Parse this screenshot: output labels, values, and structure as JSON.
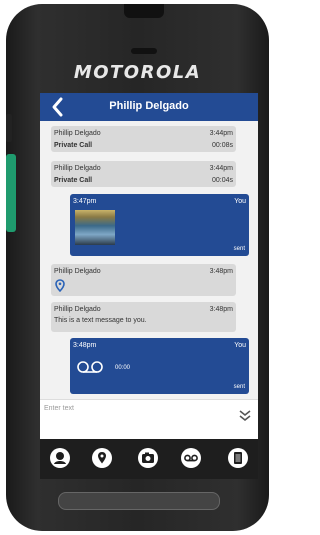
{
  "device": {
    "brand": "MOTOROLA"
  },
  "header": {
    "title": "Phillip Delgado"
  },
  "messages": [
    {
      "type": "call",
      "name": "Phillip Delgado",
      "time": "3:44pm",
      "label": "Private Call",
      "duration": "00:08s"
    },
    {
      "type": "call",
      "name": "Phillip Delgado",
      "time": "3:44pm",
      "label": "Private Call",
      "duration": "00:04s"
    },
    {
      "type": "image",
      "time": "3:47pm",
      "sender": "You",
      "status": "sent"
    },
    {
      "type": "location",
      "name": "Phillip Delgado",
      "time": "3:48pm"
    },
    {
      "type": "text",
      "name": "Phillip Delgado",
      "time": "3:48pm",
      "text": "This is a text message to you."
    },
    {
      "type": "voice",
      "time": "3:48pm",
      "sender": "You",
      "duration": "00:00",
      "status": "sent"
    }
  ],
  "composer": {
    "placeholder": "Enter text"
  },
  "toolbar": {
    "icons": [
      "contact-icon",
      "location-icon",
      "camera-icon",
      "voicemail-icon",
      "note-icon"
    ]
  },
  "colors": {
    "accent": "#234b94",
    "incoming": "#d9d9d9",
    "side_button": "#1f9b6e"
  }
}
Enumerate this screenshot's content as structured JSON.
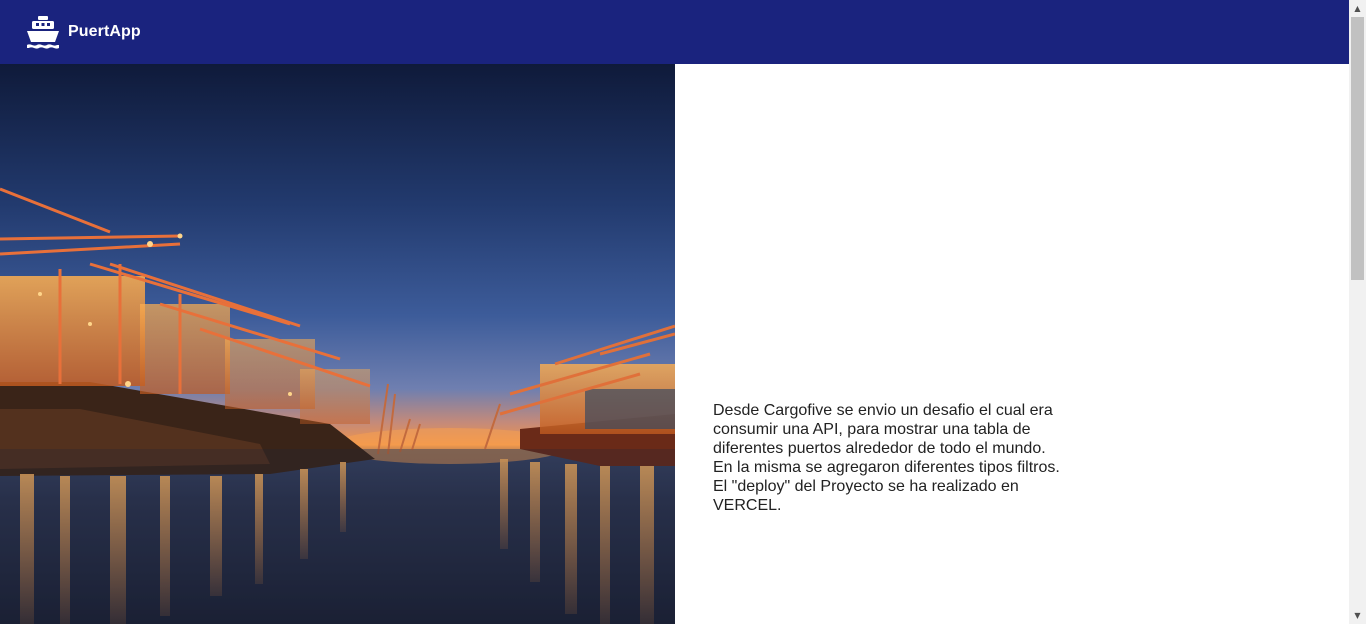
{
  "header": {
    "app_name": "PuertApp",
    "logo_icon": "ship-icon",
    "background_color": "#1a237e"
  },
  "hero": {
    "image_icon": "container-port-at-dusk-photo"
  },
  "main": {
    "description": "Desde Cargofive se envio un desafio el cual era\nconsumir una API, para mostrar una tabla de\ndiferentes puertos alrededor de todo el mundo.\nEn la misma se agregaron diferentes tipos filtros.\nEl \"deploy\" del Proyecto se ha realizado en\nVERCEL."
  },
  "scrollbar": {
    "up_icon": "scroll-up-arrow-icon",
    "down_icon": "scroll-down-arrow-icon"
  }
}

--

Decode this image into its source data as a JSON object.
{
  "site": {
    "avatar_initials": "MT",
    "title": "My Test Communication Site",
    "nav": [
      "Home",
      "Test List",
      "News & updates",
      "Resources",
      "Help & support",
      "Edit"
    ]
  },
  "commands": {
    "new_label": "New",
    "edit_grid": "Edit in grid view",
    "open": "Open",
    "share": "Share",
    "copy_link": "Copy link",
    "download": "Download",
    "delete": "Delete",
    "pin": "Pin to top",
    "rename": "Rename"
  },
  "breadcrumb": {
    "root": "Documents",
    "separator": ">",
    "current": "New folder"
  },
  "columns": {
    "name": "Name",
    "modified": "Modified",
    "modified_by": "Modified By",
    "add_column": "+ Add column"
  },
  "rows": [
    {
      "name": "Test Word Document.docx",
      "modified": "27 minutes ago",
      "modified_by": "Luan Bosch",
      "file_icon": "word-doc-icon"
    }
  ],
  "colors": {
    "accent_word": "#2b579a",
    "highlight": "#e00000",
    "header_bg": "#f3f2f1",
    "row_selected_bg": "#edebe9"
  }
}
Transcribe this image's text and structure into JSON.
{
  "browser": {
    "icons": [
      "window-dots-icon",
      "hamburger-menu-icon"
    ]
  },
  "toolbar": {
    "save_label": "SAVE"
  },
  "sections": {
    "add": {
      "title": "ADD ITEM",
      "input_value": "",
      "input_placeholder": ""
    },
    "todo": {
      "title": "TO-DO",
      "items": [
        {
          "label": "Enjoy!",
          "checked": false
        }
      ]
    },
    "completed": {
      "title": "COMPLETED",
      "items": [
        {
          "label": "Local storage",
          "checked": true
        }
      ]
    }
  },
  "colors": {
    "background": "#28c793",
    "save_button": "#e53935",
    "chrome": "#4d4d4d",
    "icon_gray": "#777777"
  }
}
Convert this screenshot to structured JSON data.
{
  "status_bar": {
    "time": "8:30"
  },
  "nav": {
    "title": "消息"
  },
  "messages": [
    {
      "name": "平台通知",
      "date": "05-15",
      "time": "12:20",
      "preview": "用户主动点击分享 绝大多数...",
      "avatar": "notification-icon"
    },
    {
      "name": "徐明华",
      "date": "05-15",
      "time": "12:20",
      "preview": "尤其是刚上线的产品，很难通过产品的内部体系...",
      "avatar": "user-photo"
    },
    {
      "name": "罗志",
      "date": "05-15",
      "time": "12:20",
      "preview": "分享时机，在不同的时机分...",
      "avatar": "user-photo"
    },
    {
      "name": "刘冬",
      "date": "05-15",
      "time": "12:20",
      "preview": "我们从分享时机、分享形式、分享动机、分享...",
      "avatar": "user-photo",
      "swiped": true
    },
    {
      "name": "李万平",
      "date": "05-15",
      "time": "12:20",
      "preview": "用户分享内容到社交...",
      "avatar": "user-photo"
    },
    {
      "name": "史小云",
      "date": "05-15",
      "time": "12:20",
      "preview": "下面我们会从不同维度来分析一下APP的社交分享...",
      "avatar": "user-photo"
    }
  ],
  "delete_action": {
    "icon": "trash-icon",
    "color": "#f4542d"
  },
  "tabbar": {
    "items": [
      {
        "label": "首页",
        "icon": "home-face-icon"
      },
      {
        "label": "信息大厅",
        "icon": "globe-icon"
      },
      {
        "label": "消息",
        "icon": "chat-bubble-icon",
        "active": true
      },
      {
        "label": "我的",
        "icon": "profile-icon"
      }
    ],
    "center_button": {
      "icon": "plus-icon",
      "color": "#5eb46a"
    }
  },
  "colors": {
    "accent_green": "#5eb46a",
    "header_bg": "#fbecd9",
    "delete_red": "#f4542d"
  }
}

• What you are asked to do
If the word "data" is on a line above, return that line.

• Answer
Decode this image into its source data as a JSON object.
Convert this screenshot to structured JSON data.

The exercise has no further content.